Getting autonomous vehicles in the hands of consumers starts small and slowly. In the case of Tesla, it’s about 1 mile-per-hour.
Tesla Model S vehicles have a feature called Summon, launched earlier this year, which lets drivers control their car without being in it—the Tesla can pull into and out of a garage and park itself.
It’s a neat remote driving feature, despite its turtle-like speeds and the requirement that drivers must be within 10 feet of the vehicle. Tesla CEO Elon Musk says Summon will become considerably more advanced, and soon: “In two years you’ll be able to summon your car from across the country,” Musk said when the update launched. “If your car is in New York and you are in Los Angeles, it will find its way to you.”
But according to Consumer Reports, the initial Summon engineering was a bit problematic and posed safety concerns. Since alerting Tesla to the potential issues, the company built a fix to be pushed as a software update this week.
The issue was with the Summon app and key fob that controlled the vehicle. You could either push a forward or reverse button on the fob to tell the Tesla where to go, or use the app to direct it. Consumer Reports found that if you dropped your keys or closed out the app, the Tesla just kept on moving.
Additionally, the Tesla vehicle didn’t recognize small objects in front of it, including a duffel bag and bicycle. Considering the size of those items, it’s likely the car wouldn’t recognize a small child or a dog in its way, either. (Tesla explains in the Summon dashboard that it’s still in beta and won’t stop for things like bikes.)
Tesla engineers reportedly worked out a solution by nixing the key fob operation and relying solely on the app to move the car automatically. Drivers will have to keep their finger on the phone screen in order to operate it, so if they drop their phone or close out the app, the car stops.

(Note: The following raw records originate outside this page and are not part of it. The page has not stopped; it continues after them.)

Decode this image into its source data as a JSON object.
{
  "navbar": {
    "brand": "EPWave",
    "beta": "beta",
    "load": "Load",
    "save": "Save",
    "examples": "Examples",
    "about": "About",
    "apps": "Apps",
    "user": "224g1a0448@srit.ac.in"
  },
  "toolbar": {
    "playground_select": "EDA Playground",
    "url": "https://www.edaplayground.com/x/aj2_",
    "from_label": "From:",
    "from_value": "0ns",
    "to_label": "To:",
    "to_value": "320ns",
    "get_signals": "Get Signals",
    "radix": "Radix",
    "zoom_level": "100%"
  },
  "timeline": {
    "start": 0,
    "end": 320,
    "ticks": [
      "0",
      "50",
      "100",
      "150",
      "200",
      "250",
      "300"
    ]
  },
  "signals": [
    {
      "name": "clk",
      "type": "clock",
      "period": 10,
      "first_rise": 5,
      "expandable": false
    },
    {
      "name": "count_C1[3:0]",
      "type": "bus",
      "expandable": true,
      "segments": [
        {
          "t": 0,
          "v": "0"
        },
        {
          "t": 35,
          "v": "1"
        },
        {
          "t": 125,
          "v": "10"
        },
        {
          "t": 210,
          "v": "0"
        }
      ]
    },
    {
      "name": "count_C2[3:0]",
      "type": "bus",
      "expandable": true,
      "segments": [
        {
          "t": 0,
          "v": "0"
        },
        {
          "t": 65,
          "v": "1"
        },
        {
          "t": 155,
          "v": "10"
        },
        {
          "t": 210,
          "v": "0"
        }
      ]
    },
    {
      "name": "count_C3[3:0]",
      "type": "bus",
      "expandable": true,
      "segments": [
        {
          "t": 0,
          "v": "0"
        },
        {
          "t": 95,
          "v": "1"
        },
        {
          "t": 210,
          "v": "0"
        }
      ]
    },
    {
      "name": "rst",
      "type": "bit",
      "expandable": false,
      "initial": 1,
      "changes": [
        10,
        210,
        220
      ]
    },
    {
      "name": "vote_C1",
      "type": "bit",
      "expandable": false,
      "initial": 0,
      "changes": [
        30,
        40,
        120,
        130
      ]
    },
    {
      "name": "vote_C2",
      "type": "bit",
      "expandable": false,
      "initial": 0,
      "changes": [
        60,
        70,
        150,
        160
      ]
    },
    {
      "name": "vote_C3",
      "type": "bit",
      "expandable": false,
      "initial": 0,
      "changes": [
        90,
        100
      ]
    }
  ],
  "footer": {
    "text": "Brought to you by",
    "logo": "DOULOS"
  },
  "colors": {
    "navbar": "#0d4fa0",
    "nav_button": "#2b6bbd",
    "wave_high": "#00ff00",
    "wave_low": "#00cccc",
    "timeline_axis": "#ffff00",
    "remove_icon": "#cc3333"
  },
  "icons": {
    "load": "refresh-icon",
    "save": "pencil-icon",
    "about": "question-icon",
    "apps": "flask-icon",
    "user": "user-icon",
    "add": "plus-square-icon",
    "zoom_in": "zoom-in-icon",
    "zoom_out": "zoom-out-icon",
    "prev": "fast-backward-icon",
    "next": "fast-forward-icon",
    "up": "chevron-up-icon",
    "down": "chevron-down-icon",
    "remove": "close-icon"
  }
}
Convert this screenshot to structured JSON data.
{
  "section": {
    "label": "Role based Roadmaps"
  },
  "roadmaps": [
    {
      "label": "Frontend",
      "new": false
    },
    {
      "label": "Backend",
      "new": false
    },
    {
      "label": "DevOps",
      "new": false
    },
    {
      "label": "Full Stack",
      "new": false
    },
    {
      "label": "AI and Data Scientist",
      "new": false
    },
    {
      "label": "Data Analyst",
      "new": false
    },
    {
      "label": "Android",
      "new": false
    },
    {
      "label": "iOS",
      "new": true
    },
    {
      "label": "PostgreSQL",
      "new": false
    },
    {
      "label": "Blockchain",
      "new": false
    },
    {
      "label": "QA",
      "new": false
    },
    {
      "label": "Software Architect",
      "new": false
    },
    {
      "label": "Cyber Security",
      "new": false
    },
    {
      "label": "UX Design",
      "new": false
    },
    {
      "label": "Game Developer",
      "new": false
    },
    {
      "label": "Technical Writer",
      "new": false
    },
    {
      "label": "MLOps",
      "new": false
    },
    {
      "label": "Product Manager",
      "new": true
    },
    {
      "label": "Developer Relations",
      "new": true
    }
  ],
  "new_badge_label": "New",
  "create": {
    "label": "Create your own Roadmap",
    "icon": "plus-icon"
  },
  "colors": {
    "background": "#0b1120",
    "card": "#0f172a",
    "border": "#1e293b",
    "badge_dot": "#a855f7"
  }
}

Tesla’s update comes on the heels of a new report that demonstrates how skeptical Americans are of driving or being a passenger in a self-driving car.
Forty-three percent of people surveyed believe driverless cars aren’t safe, and more than half wouldn’t ride in one. Although self-driving cars haven’t been in any terrible accidents and their development has the support of the federal government, people are still wary of welcoming them on the roads.
The slow speed at which Summon is required to operate makes the safety issue Consumer Reports found pretty non-threatening, but identifying these types of concerns early can help engineers design safer cars in the future. If no dead man switch was available before Tesla rolled out a feature that drives fully autonomously at speeds greater than 1 mile per hour, the safety concerns would be much worse.
H/T Consumer Reports | Photo via Consumer Reports